ECB President Mario Draghi expressed his continued concern over the potential for higher money market rates to blunt the impact of the ECB's low policy rates on economic activity, saying the ECB was "monitoring developments closely and are ready to consider all available instruments."
"Overall, we remain determined to maintain the high degree of monetary accommodation and to take further decisive action if required," Draghi told a press conference, sharpening his message by adding the words of "decisive action" to earlier statements.
Draghi repeated that the ECB expects inflation to remain low for a "prolonged period" before gradually moving up towards the bank's target of inflation below, but close to 2 percent.
A drop in euro area inflation to 0.8 percent in December from November's 0.9 percent, was expected by the ECB, and due to lower service prices, and Draghi said he expects inflation to remain around current levels in coming months.

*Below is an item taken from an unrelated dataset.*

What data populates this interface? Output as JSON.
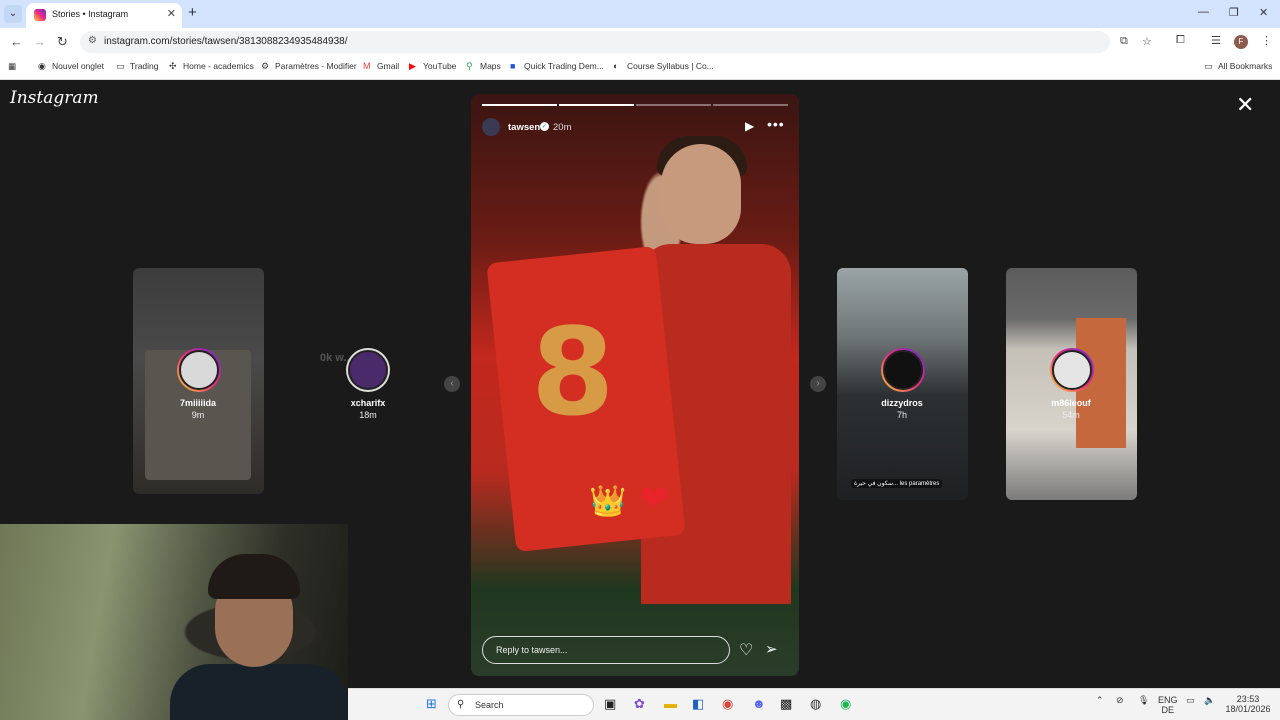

Inflation expectations remain anchored to the ECB's target.
"Against this background, the governing council strongly emphasizes that it will maintain an accommodative stance of monetary policy for as long as necessary, which will assist the gradual economic recovery in the euro area," Draghi said, ratcheting up the guidance adopted by the ECB in July last year by adding the words of "strongly emphasizes" to the previous statements of maintaining an accommodative stance.
"Accordingly, we firmly reiterate our forward guidance that we continue to expect the key ECB interest rates to remain at present or lower levels for an extended period of time," he said, adding the words of "firmly reiterate" to past statements.
Economic activity in the euro area - enlarged to 18 states from Jan. 1 following Latvia's membership - is expected to continue to gradually improve though data for industrial production point to a weak start to the fourth quarter while confidence indicators have improved, Draghi said.
"Looking at 2014 and 2015, output is expected to recover at a slow pace," Draghi said. The ECB forecasts growth of 1.1 percent in 2014 and 1.5 percent in 2015 after a contraction of 0.4 percent in 2013 following 2012's drop in Gross Domestic Product of 0.6 percent.
The euro area's GDP rose by only 0.1 percent in the third quarter from the second quarter for annual contraction of 0.4 percent, the seventh quarter of a shrinking economy.
"The risks surrounding the economic outlook for the euro area continue to be on the downside," Draghi said, adding that financial markets have the potential to negatively affect economic conditions along with the risk of higher commodity prices, weaker-than-expected domestic demand and exports, and slow implementation of structural reforms.